This natural emergence leads to the insight that sees ‘the false as the false’ as the Buddha put it. When we see the false as the false we can then see the real as the real. As we renounce the various false ways of getting energy, like indulging in anger and greed, we move naturally into a new relationship with life – a more real relationship with life. The focus of our attention will not be so outward. What we will be feeling for is our own inner motivation – whether we are coming from a place that is intending to cause harm to others or not. In that knowing we can have strength and confidence.

The Buddha himself said that he didn’t have any enemies. How could that be, since even a relative of his, Devadatta, had someone try to kill him? Not to mention all those monks who sided with Devadatta’s attempt to take over leadership of the Sangha. The Buddha said that he didn’t have enemies because he was speaking from his inner experience of being fully at one with his own heart. Since he didn’t allow his heart energy to flow into heedlessness, thoughts of ill will never occurred to him. For him everyone, even someone who tried to kill him, was a friend.
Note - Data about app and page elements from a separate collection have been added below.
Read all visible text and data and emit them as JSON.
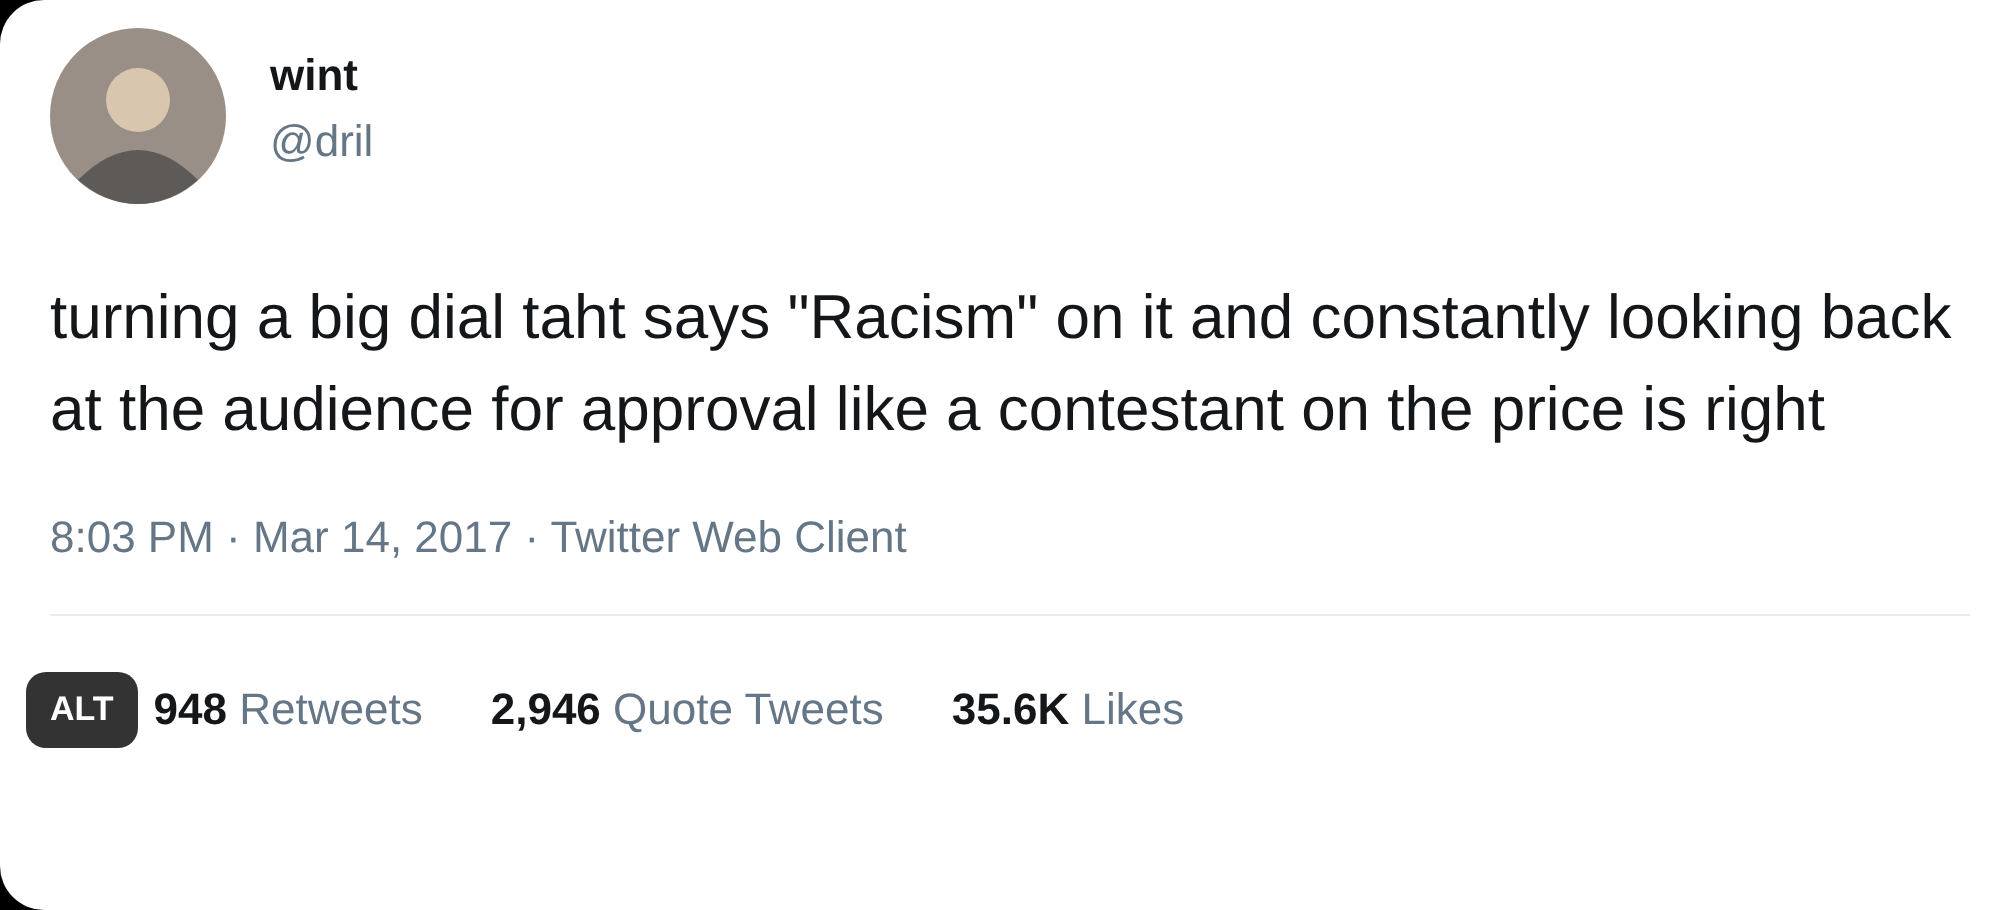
{
  "author": {
    "name": "wint",
    "handle": "@dril"
  },
  "text": "turning a big dial taht says \"Racism\" on it and constantly looking back at the audience for approval like a contestant on the price is right",
  "meta": "8:03 PM · Mar 14, 2017 · Twitter Web Client",
  "stats": [
    {
      "count": "948",
      "label": "Retweets"
    },
    {
      "count": "2,946",
      "label": "Quote Tweets"
    },
    {
      "count": "35.6K",
      "label": "Likes"
    }
  ],
  "alt_badge": "ALT"
}
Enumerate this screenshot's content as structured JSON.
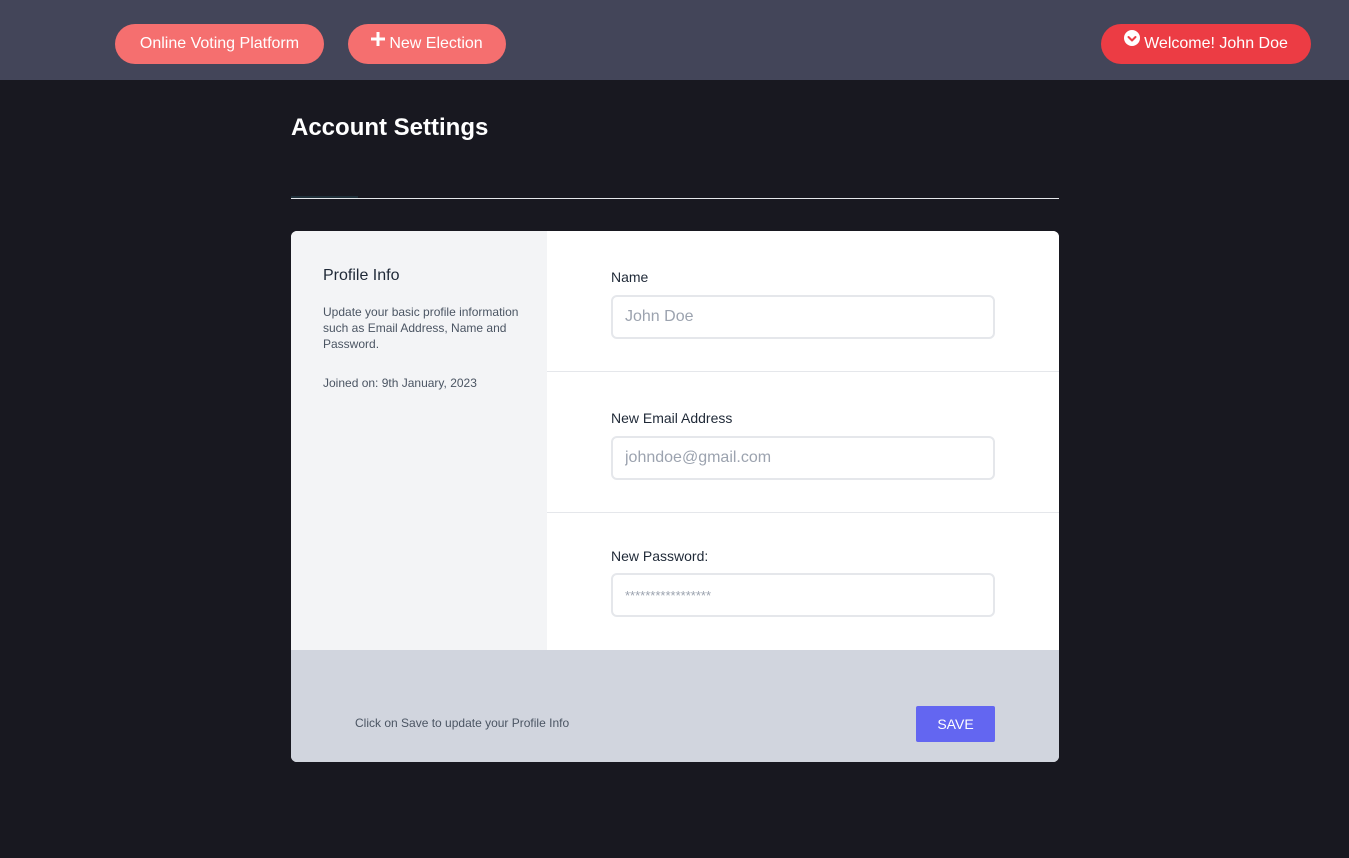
{
  "header": {
    "brand_label": "Online Voting Platform",
    "new_election_label": "New Election",
    "welcome_label": "Welcome! John Doe",
    "plus_icon": "plus-icon",
    "user_icon": "check-circle-icon"
  },
  "page": {
    "title": "Account Settings"
  },
  "profile": {
    "title": "Profile Info",
    "description": "Update your basic profile information such as Email Address, Name and Password.",
    "joined": "Joined on: 9th January, 2023"
  },
  "form": {
    "name_label": "Name",
    "name_placeholder": "John Doe",
    "email_label": "New Email Address",
    "email_placeholder": "johndoe@gmail.com",
    "password_label": "New Password:",
    "password_placeholder": "*****************"
  },
  "footer": {
    "note": "Click on Save to update your Profile Info",
    "save_label": "SAVE"
  },
  "colors": {
    "topbar": "#434559",
    "background": "#181820",
    "pill": "#f56f6f",
    "welcome_pill": "#ec3c44",
    "save_button": "#6366f1"
  }
}
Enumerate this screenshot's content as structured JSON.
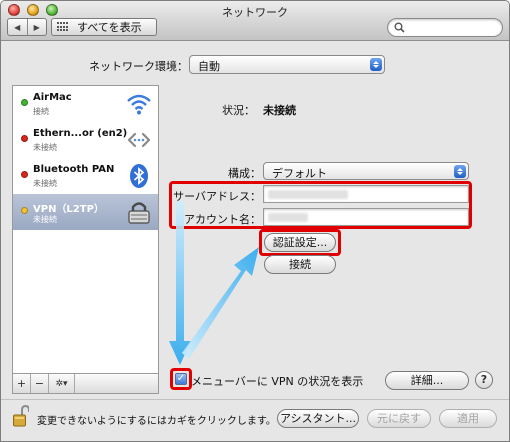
{
  "window": {
    "title": "ネットワーク"
  },
  "toolbar": {
    "back_glyph": "◀",
    "forward_glyph": "▶",
    "show_all_label": "すべてを表示",
    "search_placeholder": ""
  },
  "location": {
    "label": "ネットワーク環境：",
    "value": "自動"
  },
  "services": [
    {
      "name": "AirMac",
      "status": "接続",
      "status_color": "#3cb62c",
      "icon": "wifi-icon"
    },
    {
      "name": "Ethern...or (en2)",
      "status": "未接続",
      "status_color": "#d9261c",
      "icon": "ethernet-icon"
    },
    {
      "name": "Bluetooth PAN",
      "status": "未接続",
      "status_color": "#d9261c",
      "icon": "bluetooth-icon"
    },
    {
      "name": "VPN（L2TP）",
      "status": "未接続",
      "status_color": "#f2c230",
      "icon": "vpn-lock-icon",
      "selected": true
    }
  ],
  "sidebar_buttons": {
    "add": "+",
    "remove": "−",
    "action": "✲▾"
  },
  "detail": {
    "status_label": "状況：",
    "status_value": "未接続",
    "config_label": "構成：",
    "config_value": "デフォルト",
    "server_label": "サーバアドレス：",
    "account_label": "アカウント名：",
    "auth_button": "認証設定...",
    "connect_button": "接続",
    "menubar_checkbox_label": "メニューバーに VPN の状況を表示",
    "menubar_checked": "✓",
    "advanced_button": "詳細...",
    "help_glyph": "?"
  },
  "footer": {
    "lock_text": "変更できないようにするにはカギをクリックします。",
    "assistant_button": "アシスタント...",
    "revert_button": "元に戻す",
    "apply_button": "適用"
  },
  "colors": {
    "highlight_red": "#e00000",
    "arrow_blue": "#3ab3f0"
  }
}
It was from this understanding that the Buddha said, ‘As rain cannot penetrate a well-thatched roof, so the passions cannot invade a well-trained heart.’

Thank you for your attention.



© 2005 Aruna Publications